– the activities or business of the ADI for which they are responsible are controlled effectively;
– the activities or business of the ADI for which they are responsible comply with relevant regulatory requirements and standards;
– any delegations of responsibilities are to an appropriate person and those delegated responsibilities are discharged effectively; and
– these expectations and accountabilities of the BEAR are applied and met in the activities or business of the ADI group or subgroup for which they are responsible.
Includes Variable Remuneration Deferment.
In the 2017-18 Budget, the Government announced that:
• a minimum of 40 per cent of an ADI executive’s variable remuneration — and 60 per cent for certain ADI executives such as the CEO — will be deferred for a minimum period of four years; and
• APRA will have stronger powers to require ADIs to review and adjust remuneration policies when APRA believes these policies are producing inappropriate outcomes.
Remuneration policy should be aligned with sound and effective risk management and should not incentivise a short-term focus or excessive risk-taking. Deferring variable remuneration is aimed at providing an appropriate period of time for risks to crystallise and for variable remuneration to be adjusted downwards as a result. The intention is to better align the realisation of risk with reward.
Accountable Persons to be Registered.
ADIs will be required to register accountable persons with APRA. This mechanism will operate by requiring ADIs, prior to appointing an individual as an accountable person, to advise APRA of the potential appointment and provide APRA with information regarding the candidate’s suitability.
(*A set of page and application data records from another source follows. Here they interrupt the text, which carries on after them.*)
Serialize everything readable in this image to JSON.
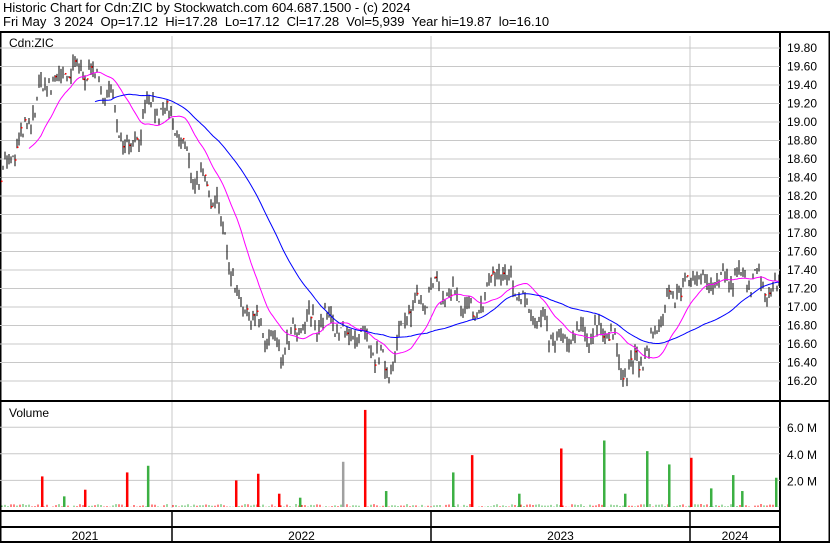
{
  "header": {
    "line1": "Historic Chart for Cdn:ZIC by Stockwatch.com 604.687.1500 - (c) 2024",
    "line2": "Fri May  3 2024  Op=17.12  Hi=17.28  Lo=17.12  Cl=17.28  Vol=5,939  Year hi=19.87  lo=16.10"
  },
  "chart_data": {
    "type": "line",
    "title": "Historic Chart for Cdn:ZIC",
    "symbol_label": "Cdn:ZIC",
    "volume_label": "Volume",
    "price_ylim": [
      16.1,
      19.9
    ],
    "price_ticks": [
      "19.80",
      "19.60",
      "19.40",
      "19.20",
      "19.00",
      "18.80",
      "18.60",
      "18.40",
      "18.20",
      "18.00",
      "17.80",
      "17.60",
      "17.40",
      "17.20",
      "17.00",
      "16.80",
      "16.60",
      "16.40",
      "16.20"
    ],
    "volume_ticks": [
      "6.0 M",
      "4.0 M",
      "2.0 M"
    ],
    "year_labels": [
      "2021",
      "2022",
      "2023",
      "2024"
    ],
    "x_range_years": [
      2021.336,
      2024.345
    ],
    "monthly_close": [
      [
        "2021-04",
        18.4
      ],
      [
        "2021-05",
        18.8
      ],
      [
        "2021-06",
        19.4
      ],
      [
        "2021-07",
        19.5
      ],
      [
        "2021-08",
        19.6
      ],
      [
        "2021-09",
        19.3
      ],
      [
        "2021-10",
        18.7
      ],
      [
        "2021-11",
        19.2
      ],
      [
        "2021-12",
        19.0
      ],
      [
        "2022-01",
        18.4
      ],
      [
        "2022-02",
        18.2
      ],
      [
        "2022-03",
        17.1
      ],
      [
        "2022-04",
        16.8
      ],
      [
        "2022-05",
        16.5
      ],
      [
        "2022-06",
        16.8
      ],
      [
        "2022-07",
        16.9
      ],
      [
        "2022-08",
        16.7
      ],
      [
        "2022-09",
        16.6
      ],
      [
        "2022-10",
        16.3
      ],
      [
        "2022-11",
        17.0
      ],
      [
        "2022-12",
        17.2
      ],
      [
        "2023-01",
        17.1
      ],
      [
        "2023-02",
        16.9
      ],
      [
        "2023-03",
        17.4
      ],
      [
        "2023-04",
        17.2
      ],
      [
        "2023-05",
        16.8
      ],
      [
        "2023-06",
        16.6
      ],
      [
        "2023-07",
        16.7
      ],
      [
        "2023-08",
        16.8
      ],
      [
        "2023-09",
        16.3
      ],
      [
        "2023-10",
        16.5
      ],
      [
        "2023-11",
        17.1
      ],
      [
        "2023-12",
        17.3
      ],
      [
        "2024-01",
        17.3
      ],
      [
        "2024-02",
        17.3
      ],
      [
        "2024-03",
        17.3
      ],
      [
        "2024-04",
        17.2
      ]
    ],
    "volume_spikes_millions": [
      [
        2021.498,
        2.3,
        "down"
      ],
      [
        2021.583,
        0.8,
        "up"
      ],
      [
        2021.664,
        1.3,
        "down"
      ],
      [
        2021.826,
        2.6,
        "down"
      ],
      [
        2021.907,
        3.1,
        "up"
      ],
      [
        2022.247,
        2.0,
        "down"
      ],
      [
        2022.332,
        2.5,
        "down"
      ],
      [
        2022.413,
        1.0,
        "down"
      ],
      [
        2022.494,
        0.7,
        "up"
      ],
      [
        2022.66,
        3.4,
        "flat"
      ],
      [
        2022.745,
        7.3,
        "down"
      ],
      [
        2022.826,
        1.2,
        "up"
      ],
      [
        2023.085,
        2.6,
        "up"
      ],
      [
        2023.158,
        3.9,
        "down"
      ],
      [
        2023.34,
        1.0,
        "up"
      ],
      [
        2023.502,
        4.4,
        "down"
      ],
      [
        2023.668,
        5.0,
        "up"
      ],
      [
        2023.749,
        1.0,
        "up"
      ],
      [
        2023.834,
        4.2,
        "up"
      ],
      [
        2023.919,
        3.2,
        "up"
      ],
      [
        2024.004,
        3.7,
        "down"
      ],
      [
        2024.081,
        1.4,
        "up"
      ],
      [
        2024.166,
        2.4,
        "up"
      ],
      [
        2024.201,
        1.2,
        "up"
      ],
      [
        2024.332,
        2.2,
        "up"
      ]
    ],
    "moving_averages": [
      "20-day",
      "50-day"
    ],
    "colors": {
      "up": "#3cb043",
      "down": "#ff0000",
      "flat": "#a0a0a0",
      "bars": "#000000",
      "ma_short": "#ff00ff",
      "ma_long": "#0000ff",
      "grid": "#c8c8c8"
    }
  }
}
Upon notification, APRA would consult its register of accountable persons and advise the ADI if the candidate has previously been removed or disqualified by APRA, or if APRA is aware of any other issues that that could affect the candidate’s suitability for the role. It is not intended that ADIs be able to consult the register themselves. In order to ensure that the register is internal to APRA it may be necessary to provide exceptions from information law regimes, such as the Freedom of Information Act and the Privacy Act.
From The Introduction.
In recent years, there has been growing community concern regarding a number of examples of poor culture and behaviour in banks and the financial sector generally. There have been too many instances where participants have been treated inappropriately by banks and related financial institutions.
The House of Representatives Standing Committee on Economics Review of the four major banks (the Coleman Report) found that no individuals have had their employment terminated as a result of recent scandals, noting that:
‘The major banks have a ‘poor compliance culture’ and have repeatedly failed to protect the interests of consumers. This is a culture that senior executives have created. It is a culture that they need to be accountable for.’
The Australian financial system is the backbone of the economy and plays an essential role in promoting economic growth. In order for it to operate in an efficient, stable and fair way, it is imperative that participants have trust in the system. It must operate at the highest standards and meet the needs and expectations of Australian consumers and businesses.
Participants need to be confident that financial firms will balance risk and reward appropriately and serve their interests. As the Financial System Inquiry noted:
‘Without a culture supporting appropriate risk taking and the fair treatment of consumers, financial firms will continue to fall short of community expectations.’
Banks, as authorised deposit-taking institutions (ADIs), play a critical role in the financial system, including through their deposit-taking, payments and lending activities. ADIs enjoy a privileged position of trust, with prudential regulation designed to provide consumers with confidence in the safety of their deposits.
In the 2017-18 Budget the Government brought forward a comprehensive package of reforms to address the recommendations of the Coleman Report and strengthen accountability and competition in the banking system. As part of this package, the Government announced that it will legislate to introduce a new Banking Executive Accountability Regime (the BEAR).